This law could make it so that only married woman qualify for domestic violence protection.
4) In prohibiting state validation or recognition of “domestic legal unions,” the proposed Amendment would introduce into the Constitution a phrase whose meaning is unclear, which has never been used in any prior statutory law in North Carolina or interpreted by our courts, and which has never been interpreted by courts in any other state. 1 Lawyers and public resources will have to be invested to determine what these words mean.
I think that most caring and reasonable people would agree that all of those implications pretty much suck.
Here is a list of a few of the people and groups who have spoken out against this amendment…
– President Barack Obama
– Governor Bev Purdue- “I continue to support that law today. But I’m going to vote against the amendment because I cannot in good conscience look an unemployed man or woman in the eye and tell them that this amendment is more important than finding them a job.”
– Democrat Larry Hall- “Instead of creating an environment where we can create employment, attract entrepreneurs (and) attract talent, we’re going to try to put a sign up to say, ‘You are not welcome if you want to contribute to our society.'”
– Democratic Rep. Joe Hackney, the House Minority Leader
– Former Charlotte mayor Republican Richard Vinroot- “It … may hurt our ability to attract business and job opportunity into North Carolina.”
– Republican Congressional candidate Edwin Peacock III- “I’m a Republican and a proud Republican who is conservative, but this is not getting us back on track.”
– Chapel Hill Town Council
– Raleigh City Council
– Log Cabin Republicans

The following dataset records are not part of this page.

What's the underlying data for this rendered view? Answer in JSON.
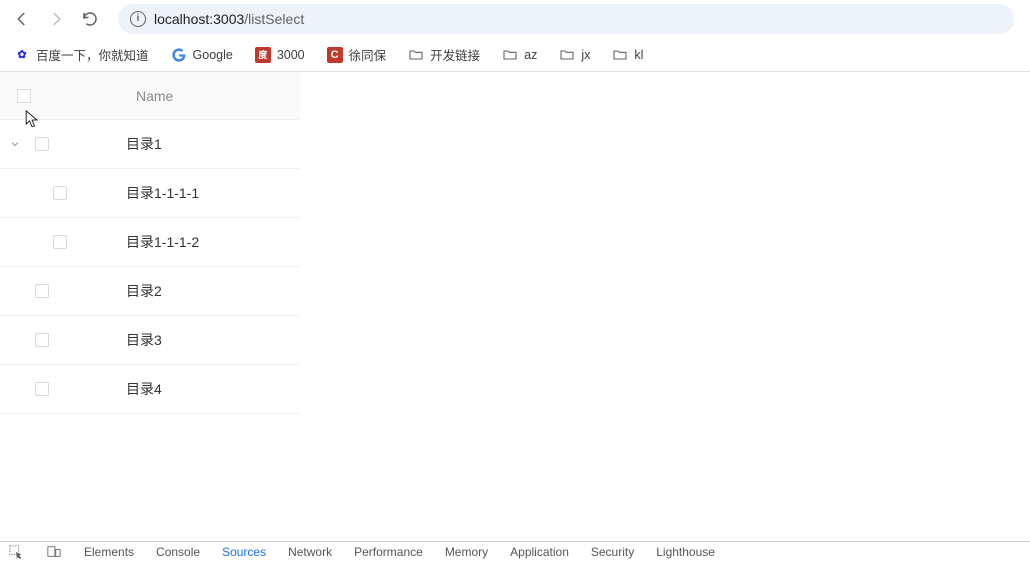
{
  "browser": {
    "address_host": "localhost:3003",
    "address_path": "/listSelect"
  },
  "bookmarks": [
    {
      "label": "百度一下，你就知道",
      "icon": "baidu"
    },
    {
      "label": "Google",
      "icon": "google"
    },
    {
      "label": "3000",
      "icon": "red3000"
    },
    {
      "label": "徐同保",
      "icon": "xtb"
    },
    {
      "label": "开发链接",
      "icon": "folder"
    },
    {
      "label": "az",
      "icon": "folder"
    },
    {
      "label": "jx",
      "icon": "folder"
    },
    {
      "label": "kl",
      "icon": "folder"
    }
  ],
  "table": {
    "header_name": "Name",
    "rows": [
      {
        "label": "目录1",
        "expandable": true,
        "expanded": true,
        "indent": 0
      },
      {
        "label": "目录1-1-1-1",
        "expandable": false,
        "indent": 1
      },
      {
        "label": "目录1-1-1-2",
        "expandable": false,
        "indent": 1
      },
      {
        "label": "目录2",
        "expandable": false,
        "indent": 0
      },
      {
        "label": "目录3",
        "expandable": false,
        "indent": 0
      },
      {
        "label": "目录4",
        "expandable": false,
        "indent": 0
      }
    ]
  },
  "devtools": {
    "tabs": [
      {
        "label": "Elements",
        "active": false
      },
      {
        "label": "Console",
        "active": false
      },
      {
        "label": "Sources",
        "active": true
      },
      {
        "label": "Network",
        "active": false
      },
      {
        "label": "Performance",
        "active": false
      },
      {
        "label": "Memory",
        "active": false
      },
      {
        "label": "Application",
        "active": false
      },
      {
        "label": "Security",
        "active": false
      },
      {
        "label": "Lighthouse",
        "active": false
      }
    ]
  },
  "icons": {
    "baidu_glyph": "✿",
    "xtb_glyph": "C",
    "red3000_glyph": "度"
  }
}
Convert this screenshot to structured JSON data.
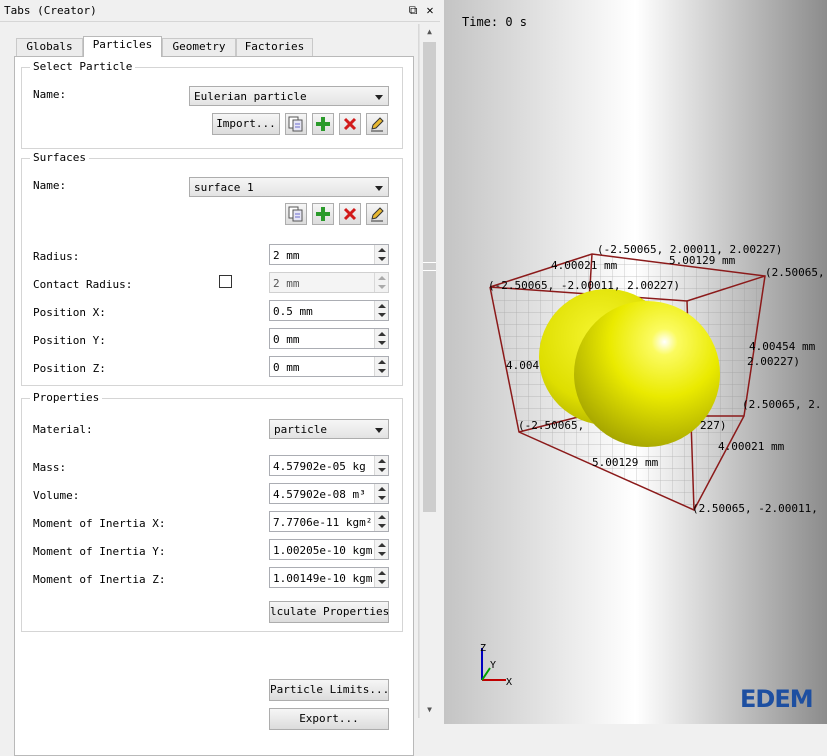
{
  "panel": {
    "title": "Tabs (Creator)",
    "float_icon": "float-icon",
    "close_icon": "close-icon"
  },
  "tabs": [
    {
      "label": "Globals"
    },
    {
      "label": "Particles"
    },
    {
      "label": "Geometry"
    },
    {
      "label": "Factories"
    }
  ],
  "select_particle": {
    "title": "Select Particle",
    "name_label": "Name:",
    "name_value": "Eulerian particle",
    "import_label": "Import..."
  },
  "surfaces": {
    "title": "Surfaces",
    "name_label": "Name:",
    "name_value": "surface 1",
    "radius_label": "Radius:",
    "radius_value": "2 mm",
    "contact_radius_label": "Contact Radius:",
    "contact_radius_value": "2 mm",
    "pos_x_label": "Position X:",
    "pos_x_value": "0.5 mm",
    "pos_y_label": "Position Y:",
    "pos_y_value": "0 mm",
    "pos_z_label": "Position Z:",
    "pos_z_value": "0 mm"
  },
  "properties": {
    "title": "Properties",
    "material_label": "Material:",
    "material_value": "particle",
    "mass_label": "Mass:",
    "mass_value": "4.57902e-05 kg",
    "volume_label": "Volume:",
    "volume_value": "4.57902e-08 m³",
    "moi_x_label": "Moment of Inertia X:",
    "moi_x_value": "7.7706e-11 kgm²",
    "moi_y_label": "Moment of Inertia Y:",
    "moi_y_value": "1.00205e-10 kgm²",
    "moi_z_label": "Moment of Inertia Z:",
    "moi_z_value": "1.00149e-10 kgm²",
    "calc_label": "lculate Properties."
  },
  "footer": {
    "particle_limits_label": "Particle Limits...",
    "export_label": "Export..."
  },
  "viewport": {
    "time": "Time: 0 s",
    "labels": {
      "top_back": "(-2.50065, 2.00011, 2.00227)",
      "top_dim": "4.00021 mm",
      "top_dim2": "5.00129 mm",
      "top_right": "(2.50065,",
      "top_left": "(-2.50065, -2.00011, 2.00227)",
      "right_dim": "4.00454 mm",
      "right_mid": "2.00227)",
      "left_dim": "4.004",
      "right_lower": "(2.50065, 2.",
      "bottom_left": "(-2.50065,",
      "bottom_mid": "227)",
      "bottom_dim": "4.00021 mm",
      "bottom_dim2": "5.00129 mm",
      "bottom_right": "(2.50065, -2.00011,"
    },
    "axis_x": "X",
    "axis_y": "Y",
    "axis_z": "Z",
    "logo": "EDEM",
    "sphere_color": "#f0f000"
  }
}
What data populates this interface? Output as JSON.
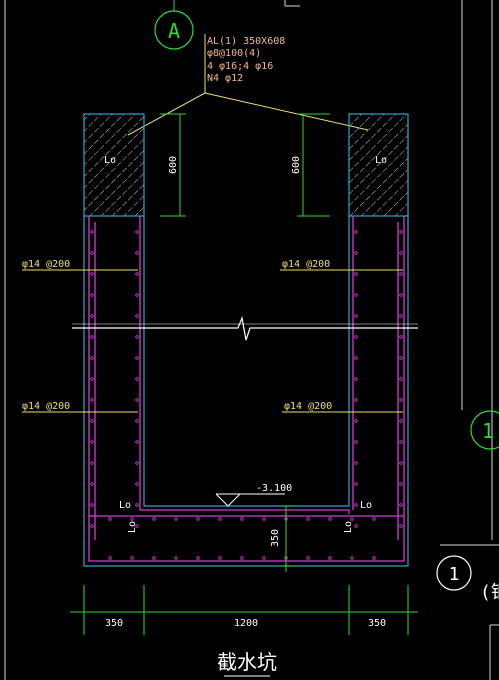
{
  "axis": {
    "grid_a": "A",
    "grid_1_right": "1",
    "grid_1_bottom": "1",
    "partial_char": "(钢"
  },
  "beam_callout": {
    "line1": "AL(1) 350X608",
    "line2": "φ8@100(4)",
    "line3": "4 φ16;4 φ16",
    "line4": "N4 φ12"
  },
  "labels": {
    "lo_tl": "Lo",
    "lo_tr": "Lo",
    "dim600_left": "600",
    "dim600_right": "600",
    "rebar_ul": "φ14 @200",
    "rebar_ur": "φ14 @200",
    "rebar_ll": "φ14 @200",
    "rebar_lr": "φ14 @200",
    "elev": "-3.100",
    "lo_bl": "Lo",
    "lo_br": "Lo",
    "lo_vl": "Lo",
    "lo_vr": "Lo",
    "dim350_v": "350",
    "dim_b1": "350",
    "dim_b2": "1200",
    "dim_b3": "350",
    "title": "截水坑"
  },
  "colors": {
    "background": "#000000",
    "concrete": "#2fa3c8",
    "rebar": "#d43bd8",
    "dim": "#2fdc2f",
    "leader": "#f0e060",
    "callout_text": "#f5b98a",
    "text": "#ffffff",
    "hatch": "#ffffff"
  }
}
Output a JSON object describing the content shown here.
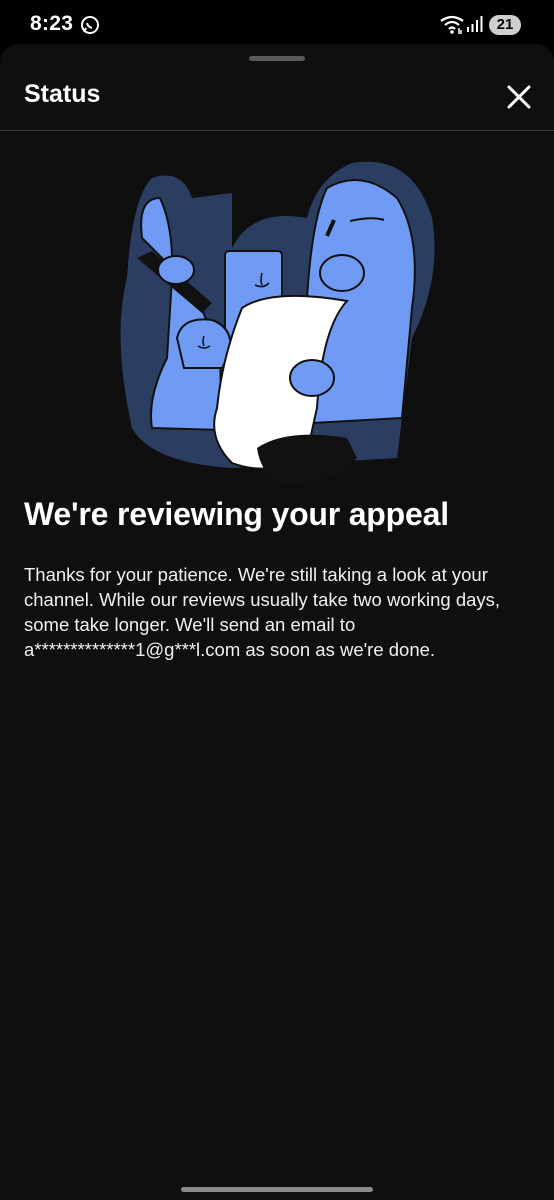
{
  "status_bar": {
    "time": "8:23",
    "battery": "21",
    "icons": [
      "whatsapp-icon",
      "wifi-icon",
      "signal-icon",
      "battery-icon"
    ]
  },
  "sheet": {
    "title": "Status",
    "close_icon": "close-icon",
    "illustration": "appeal-review-illustration",
    "headline": "We're reviewing your appeal",
    "body": "Thanks for your patience. We're still taking a look at your channel. While our reviews usually take two working days, some take longer. We'll send an email to a**************1@g***l.com as soon as we're done."
  },
  "colors": {
    "background": "#0f0f0f",
    "illustration_blue": "#6f9bf5",
    "illustration_dark_blue": "#2b3e62",
    "text": "#ffffff"
  }
}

– Sherre Toler, former Director of Elections for Harnett County, who resigned because of the referendum
– Orange County Board of Commissioners
– Bob Etheridge, candidate for Governor of NC
– Senator Kay Hagan- “North Carolina is one of the most business-friendly states in the nation, and this amendment would harm our state’s ability to recruit the innovators and businesses that are driving our economic recovery.”
– Robert Orr, former Justice of the NC Supreme Court
– Rev. Chris Ayers, Wedgewood Baptist Church- “Shame on Baptists for not knowing their history. And shame on Baptists who support Amendment One.”
– Rev. John Cleghorn- Caldwell Presbyterian Church
– Pastor Ricky Woods, First Baptist Church West- “We should not be putting discrimination into our laws against any particular group, regardless of how we feel about what their choices are.”
– Bank of America executive Cathy Bessant- “What Amendment One does is make it look like we’re a state that ignores both the needs and the preferences of the next generation of America’s and the world’s workforce.”
– On September 12, 2011, more than 75 North Carolina CEOs signed an open letter to state officials asking them to halt efforts to approve the proposed amendment
See, I told you you didn’t want us to go doing any research. I know that is a lot of information to have to process on a Friday. Besides all those facts and quotes, to us it seems like a simple choice. We believe in making our decisions by employing a few easy little principles. Kindness and reason. If something is either kind and/or reasonable, we can generally get behind it. To us, this amendment is obviously not very reasonable. But the most important aspect of it all is that it most certainly is not kind. It is at its essence attempting to say that some people are more fit to be in a long and loving relationships than others. It is defining what type of relationship is considered to be acceptable for commitment. In our humble opinion, this a matter of basic human rights and equality. And the golden rule. Do unto others what you would have them do unto you.